• _Task brief_
Each line below is to be copied out exactly, and none may be omitted.

Extracted records
***
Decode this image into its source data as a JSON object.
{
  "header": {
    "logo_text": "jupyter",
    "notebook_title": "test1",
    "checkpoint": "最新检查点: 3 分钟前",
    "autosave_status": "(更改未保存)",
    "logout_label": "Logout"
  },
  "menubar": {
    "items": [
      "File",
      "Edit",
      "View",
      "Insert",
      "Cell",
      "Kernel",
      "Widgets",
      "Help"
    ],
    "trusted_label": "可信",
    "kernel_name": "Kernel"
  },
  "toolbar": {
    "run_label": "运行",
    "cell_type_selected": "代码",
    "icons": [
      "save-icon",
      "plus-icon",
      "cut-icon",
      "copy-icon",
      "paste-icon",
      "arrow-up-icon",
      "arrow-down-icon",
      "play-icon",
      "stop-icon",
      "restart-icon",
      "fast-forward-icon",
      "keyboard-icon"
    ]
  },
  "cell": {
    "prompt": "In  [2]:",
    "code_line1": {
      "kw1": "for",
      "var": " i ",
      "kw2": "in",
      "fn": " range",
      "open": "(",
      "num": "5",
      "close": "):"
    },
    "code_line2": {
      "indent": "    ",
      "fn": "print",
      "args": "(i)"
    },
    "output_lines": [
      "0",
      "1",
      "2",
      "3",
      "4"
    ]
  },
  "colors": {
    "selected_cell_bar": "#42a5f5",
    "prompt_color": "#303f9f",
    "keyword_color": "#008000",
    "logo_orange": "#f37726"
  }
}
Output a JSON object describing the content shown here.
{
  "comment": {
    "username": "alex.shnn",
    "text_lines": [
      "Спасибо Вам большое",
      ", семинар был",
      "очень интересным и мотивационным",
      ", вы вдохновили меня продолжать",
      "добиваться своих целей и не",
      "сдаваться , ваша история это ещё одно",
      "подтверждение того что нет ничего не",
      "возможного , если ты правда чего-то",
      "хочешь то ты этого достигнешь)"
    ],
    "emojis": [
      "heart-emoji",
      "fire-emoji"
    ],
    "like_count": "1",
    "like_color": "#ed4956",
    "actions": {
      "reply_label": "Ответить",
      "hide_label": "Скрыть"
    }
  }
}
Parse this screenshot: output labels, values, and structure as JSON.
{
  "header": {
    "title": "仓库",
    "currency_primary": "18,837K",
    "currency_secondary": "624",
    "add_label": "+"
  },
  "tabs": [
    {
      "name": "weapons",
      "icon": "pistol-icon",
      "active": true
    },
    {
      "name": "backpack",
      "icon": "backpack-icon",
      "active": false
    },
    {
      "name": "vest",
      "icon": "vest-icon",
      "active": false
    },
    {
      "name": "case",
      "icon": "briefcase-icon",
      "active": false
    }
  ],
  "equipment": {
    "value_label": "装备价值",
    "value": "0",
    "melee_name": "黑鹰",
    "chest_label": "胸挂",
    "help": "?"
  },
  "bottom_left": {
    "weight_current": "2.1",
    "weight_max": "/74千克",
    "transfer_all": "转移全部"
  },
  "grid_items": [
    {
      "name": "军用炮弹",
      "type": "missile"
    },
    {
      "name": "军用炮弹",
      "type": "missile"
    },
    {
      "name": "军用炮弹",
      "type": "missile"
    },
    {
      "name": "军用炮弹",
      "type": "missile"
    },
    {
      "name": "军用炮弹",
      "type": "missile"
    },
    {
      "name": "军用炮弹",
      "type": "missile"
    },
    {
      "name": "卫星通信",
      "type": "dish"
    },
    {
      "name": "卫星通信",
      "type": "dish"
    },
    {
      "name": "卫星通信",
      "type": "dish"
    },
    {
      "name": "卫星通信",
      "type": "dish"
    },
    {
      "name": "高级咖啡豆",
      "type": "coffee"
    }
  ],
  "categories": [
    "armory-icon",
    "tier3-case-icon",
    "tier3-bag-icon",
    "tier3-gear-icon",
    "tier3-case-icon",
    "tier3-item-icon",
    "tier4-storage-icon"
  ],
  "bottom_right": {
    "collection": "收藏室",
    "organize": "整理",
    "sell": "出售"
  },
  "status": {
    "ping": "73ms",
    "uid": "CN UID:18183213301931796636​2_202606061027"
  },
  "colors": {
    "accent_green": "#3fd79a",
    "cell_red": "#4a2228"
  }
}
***
• _Response box_
Decode this image into its source data as a JSON object.
{
  "header": {
    "logo_text": "jupyter",
    "notebook_title": "test1",
    "checkpoint": "最新检查点: 3 分钟前",
    "autosave_status": "(更改未保存)",
    "logout_label": "Logout"
  },
  "menubar": {
    "items": [
      "File",
      "Edit",
      "View",
      "Insert",
      "Cell",
      "Kernel",
      "Widgets",
      "Help"
    ],
    "trusted_label": "可信",
    "kernel_name": "Kernel"
  },
  "toolbar": {
    "run_label": "运行",
    "cell_type_selected": "代码",
    "icons": [
      "save-icon",
      "plus-icon",
      "cut-icon",
      "copy-icon",
      "paste-icon",
      "arrow-up-icon",
      "arrow-down-icon",
      "play-icon",
      "stop-icon",
      "restart-icon",
      "fast-forward-icon",
      "keyboard-icon"
    ]
  },
  "cell": {
    "prompt": "In  [2]:",
    "code_line1": {
      "kw1": "for",
      "var": " i ",
      "kw2": "in",
      "fn": " range",
      "open": "(",
      "num": "5",
      "close": "):"
    },
    "code_line2": {
      "indent": "    ",
      "fn": "print",
      "args": "(i)"
    },
    "output_lines": [
      "0",
      "1",
      "2",
      "3",
      "4"
    ]
  },
  "colors": {
    "selected_cell_bar": "#42a5f5",
    "prompt_color": "#303f9f",
    "keyword_color": "#008000",
    "logo_orange": "#f37726"
  }
}
Output a JSON object describing the content shown here.
{
  "comment": {
    "username": "alex.shnn",
    "text_lines": [
      "Спасибо Вам большое",
      ", семинар был",
      "очень интересным и мотивационным",
      ", вы вдохновили меня продолжать",
      "добиваться своих целей и не",
      "сдаваться , ваша история это ещё одно",
      "подтверждение того что нет ничего не",
      "возможного , если ты правда чего-то",
      "хочешь то ты этого достигнешь)"
    ],
    "emojis": [
      "heart-emoji",
      "fire-emoji"
    ],
    "like_count": "1",
    "like_color": "#ed4956",
    "actions": {
      "reply_label": "Ответить",
      "hide_label": "Скрыть"
    }
  }
}
Parse this screenshot: output labels, values, and structure as JSON.
{
  "header": {
    "title": "仓库",
    "currency_primary": "18,837K",
    "currency_secondary": "624",
    "add_label": "+"
  },
  "tabs": [
    {
      "name": "weapons",
      "icon": "pistol-icon",
      "active": true
    },
    {
      "name": "backpack",
      "icon": "backpack-icon",
      "active": false
    },
    {
      "name": "vest",
      "icon": "vest-icon",
      "active": false
    },
    {
      "name": "case",
      "icon": "briefcase-icon",
      "active": false
    }
  ],
  "equipment": {
    "value_label": "装备价值",
    "value": "0",
    "melee_name": "黑鹰",
    "chest_label": "胸挂",
    "help": "?"
  },
  "bottom_left": {
    "weight_current": "2.1",
    "weight_max": "/74千克",
    "transfer_all": "转移全部"
  },
  "grid_items": [
    {
      "name": "军用炮弹",
      "type": "missile"
    },
    {
      "name": "军用炮弹",
      "type": "missile"
    },
    {
      "name": "军用炮弹",
      "type": "missile"
    },
    {
      "name": "军用炮弹",
      "type": "missile"
    },
    {
      "name": "军用炮弹",
      "type": "missile"
    },
    {
      "name": "军用炮弹",
      "type": "missile"
    },
    {
      "name": "卫星通信",
      "type": "dish"
    },
    {
      "name": "卫星通信",
      "type": "dish"
    },
    {
      "name": "卫星通信",
      "type": "dish"
    },
    {
      "name": "卫星通信",
      "type": "dish"
    },
    {
      "name": "高级咖啡豆",
      "type": "coffee"
    }
  ],
  "categories": [
    "armory-icon",
    "tier3-case-icon",
    "tier3-bag-icon",
    "tier3-gear-icon",
    "tier3-case-icon",
    "tier3-item-icon",
    "tier4-storage-icon"
  ],
  "bottom_right": {
    "collection": "收藏室",
    "organize": "整理",
    "sell": "出售"
  },
  "status": {
    "ping": "73ms",
    "uid": "CN UID:18183213301931796636​2_202606061027"
  },
  "colors": {
    "accent_green": "#3fd79a",
    "cell_red": "#4a2228"
  }
}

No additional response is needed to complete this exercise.